Aim of the task ->
Please write out all of the data below exactly, without including the pictures.

--- START ---

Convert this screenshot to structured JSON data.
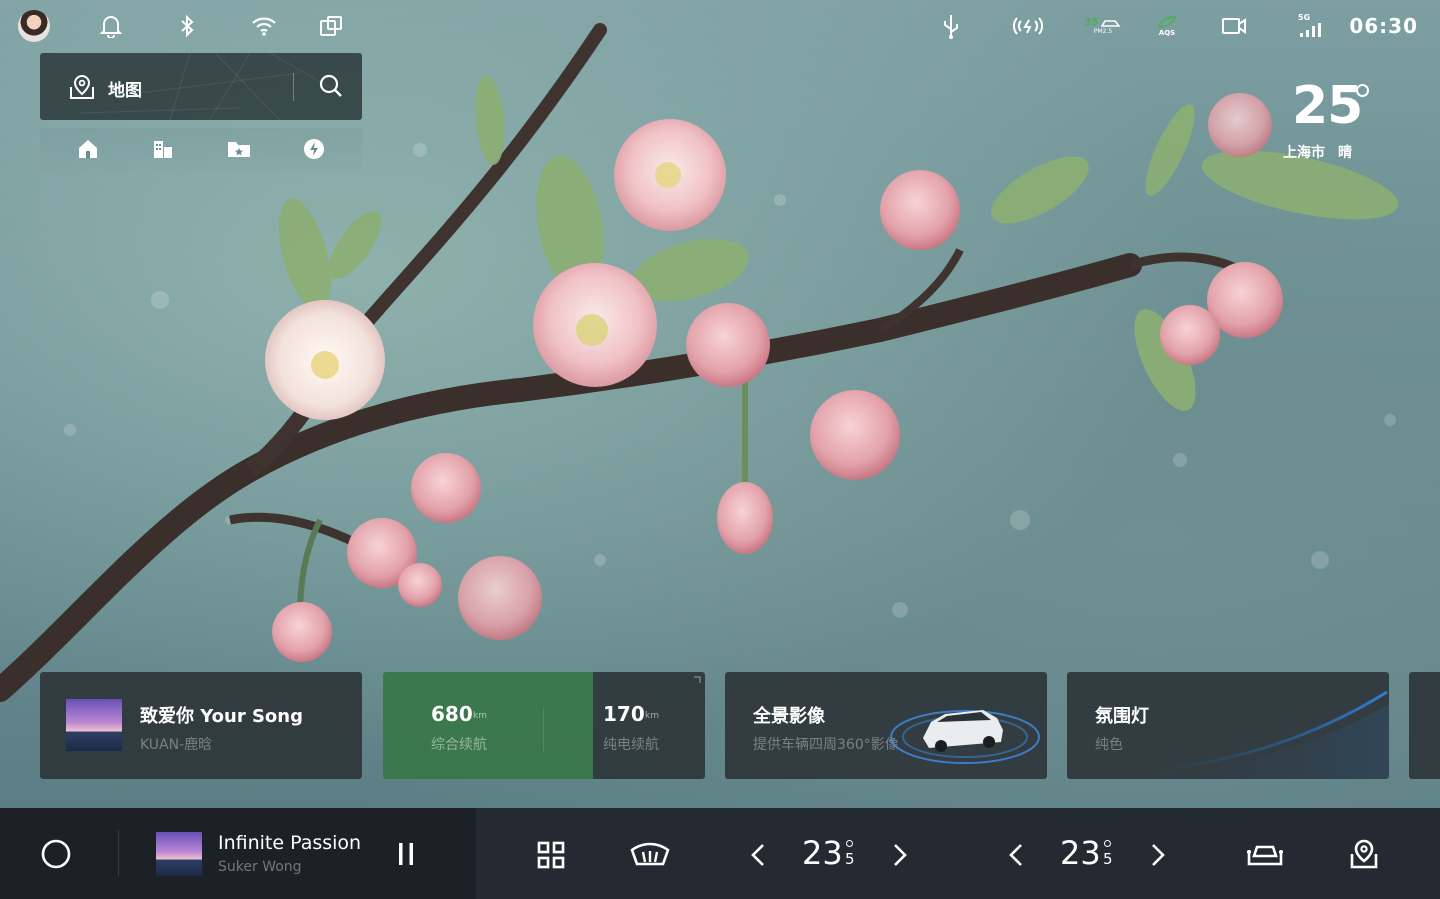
{
  "status_bar": {
    "time": "06:30",
    "pm25_value": "35",
    "pm25_label": "PM2.5",
    "aqs_label": "AQS",
    "network_label": "5G",
    "accent_green": "#4caf50"
  },
  "map_widget": {
    "label": "地图"
  },
  "weather": {
    "temperature": "25",
    "city": "上海市",
    "condition": "晴"
  },
  "cards": {
    "music": {
      "title": "致爱你 Your Song",
      "artist": "KUAN-鹿晗"
    },
    "range": {
      "total_value": "680",
      "total_unit": "km",
      "total_label": "综合续航",
      "electric_value": "170",
      "electric_unit": "km",
      "electric_label": "纯电续航"
    },
    "panorama": {
      "title": "全景影像",
      "subtitle": "提供车辆四周360°影像"
    },
    "ambient": {
      "title": "氛围灯",
      "subtitle": "纯色"
    }
  },
  "dock": {
    "now_playing_title": "Infinite Passion",
    "now_playing_artist": "Suker Wong",
    "left_temp_int": "23",
    "left_temp_dec": "5",
    "right_temp_int": "23",
    "right_temp_dec": "5"
  }
}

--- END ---

Written response ->
Convert this screenshot to structured JSON data.
{
  "status_bar": {
    "time": "06:30",
    "pm25_value": "35",
    "pm25_label": "PM2.5",
    "aqs_label": "AQS",
    "network_label": "5G",
    "accent_green": "#4caf50"
  },
  "map_widget": {
    "label": "地图"
  },
  "weather": {
    "temperature": "25",
    "city": "上海市",
    "condition": "晴"
  },
  "cards": {
    "music": {
      "title": "致爱你 Your Song",
      "artist": "KUAN-鹿晗"
    },
    "range": {
      "total_value": "680",
      "total_unit": "km",
      "total_label": "综合续航",
      "electric_value": "170",
      "electric_unit": "km",
      "electric_label": "纯电续航"
    },
    "panorama": {
      "title": "全景影像",
      "subtitle": "提供车辆四周360°影像"
    },
    "ambient": {
      "title": "氛围灯",
      "subtitle": "纯色"
    }
  },
  "dock": {
    "now_playing_title": "Infinite Passion",
    "now_playing_artist": "Suker Wong",
    "left_temp_int": "23",
    "left_temp_dec": "5",
    "right_temp_int": "23",
    "right_temp_dec": "5"
  }
}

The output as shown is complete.